Back in the day MSFT was full of really really smart people. For example, Nathan Mhyrvold was an astrophysicist who had done some stuff with Stephen Hawking. And that kind of background wasn’t that uncommon among the people there. Lots of PhDs in lots of fields (not just CS). (I once remarked to a Really Smart Friend that I always felt like the dumb guy in the room; he looked surprised and said that was how he always felt.)
And yet, with all these smart people, who remember specialized in some small aspect of Microsoft, when they would meet with Bill he would almost always pick out very quickly the things they had missed in their product plans and strategies. HE was invariably the smartest guy in a room of brilliance.
Let me give a specific example from the last time I saw him. I was in the marketing department on a product team that was launching our first ever product for ecommerce (Microsoft Commerce Server). It was a very small team on a product that was not expected to make a great deal of money, but was necessary from a strategic standpoint. My point is, it wasn’t exactly on Bill’s radar. We had gotten the product via an acquisition, ported it to NT (remember NT?) and were ready to launch it.
Somehow we managed to get Bill lined up for the launch event, which was super hard to do because every product team wanted Bill at their events–a Bill appearance would guarantee lots of turnout, both by press and customers, as well as press coverage. So it was a major score. We had one very brief planning meeting with Bill several months in advance and, when the PM started telling him about the product, he cut him off saying, “I don’t want to fill up my head with a bunch of stuff that I’ll just have to learn again later.”

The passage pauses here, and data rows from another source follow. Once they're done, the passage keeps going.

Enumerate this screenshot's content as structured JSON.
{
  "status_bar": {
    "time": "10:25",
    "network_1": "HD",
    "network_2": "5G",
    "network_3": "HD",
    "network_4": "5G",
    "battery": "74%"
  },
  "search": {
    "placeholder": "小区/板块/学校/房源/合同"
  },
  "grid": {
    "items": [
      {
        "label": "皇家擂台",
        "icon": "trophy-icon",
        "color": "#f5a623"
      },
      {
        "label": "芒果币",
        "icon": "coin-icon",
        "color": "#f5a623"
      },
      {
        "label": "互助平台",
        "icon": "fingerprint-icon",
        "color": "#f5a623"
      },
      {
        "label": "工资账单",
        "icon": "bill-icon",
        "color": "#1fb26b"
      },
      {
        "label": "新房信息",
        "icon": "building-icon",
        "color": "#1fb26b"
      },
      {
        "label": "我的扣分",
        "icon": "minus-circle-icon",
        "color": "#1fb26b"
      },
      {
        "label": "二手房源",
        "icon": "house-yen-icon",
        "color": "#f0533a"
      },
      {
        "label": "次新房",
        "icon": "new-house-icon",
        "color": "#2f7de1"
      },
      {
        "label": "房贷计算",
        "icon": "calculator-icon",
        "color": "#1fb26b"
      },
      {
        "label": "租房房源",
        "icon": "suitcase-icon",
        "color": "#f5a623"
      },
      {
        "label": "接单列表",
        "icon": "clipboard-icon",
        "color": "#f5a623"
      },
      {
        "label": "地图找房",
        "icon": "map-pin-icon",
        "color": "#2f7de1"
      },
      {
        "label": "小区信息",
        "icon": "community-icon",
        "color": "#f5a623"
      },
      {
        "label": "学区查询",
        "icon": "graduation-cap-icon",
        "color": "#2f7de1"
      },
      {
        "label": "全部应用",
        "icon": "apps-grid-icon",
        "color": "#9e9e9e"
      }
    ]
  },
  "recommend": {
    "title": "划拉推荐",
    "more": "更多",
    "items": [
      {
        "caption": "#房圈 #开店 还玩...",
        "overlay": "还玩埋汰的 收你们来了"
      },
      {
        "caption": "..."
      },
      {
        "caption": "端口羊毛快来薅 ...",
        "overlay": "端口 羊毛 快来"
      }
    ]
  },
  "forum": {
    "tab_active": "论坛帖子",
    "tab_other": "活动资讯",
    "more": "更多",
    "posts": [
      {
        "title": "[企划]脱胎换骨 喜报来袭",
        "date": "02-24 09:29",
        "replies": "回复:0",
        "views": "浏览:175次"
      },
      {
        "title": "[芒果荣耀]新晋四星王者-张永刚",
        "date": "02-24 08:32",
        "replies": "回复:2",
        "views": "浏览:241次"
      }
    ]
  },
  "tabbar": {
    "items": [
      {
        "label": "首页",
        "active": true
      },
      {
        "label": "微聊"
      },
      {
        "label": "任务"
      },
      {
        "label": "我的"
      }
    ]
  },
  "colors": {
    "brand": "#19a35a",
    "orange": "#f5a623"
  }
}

A couple of weeks before the launch at the San Jose Convention Center, we had a briefing with Bill on the product and launch, where we went over features, messaging, competition, etc. We had an hour I believe. Two weeks later and Bill gets hustled in back stage, surrounded by his (now ever present) “bubble”–PR flacks, assistants, security people. Bill went out on stage and did a complete in-depth presentation on the product, space, future, etc, all from memory, no notes. Then dashed off to his next meeting.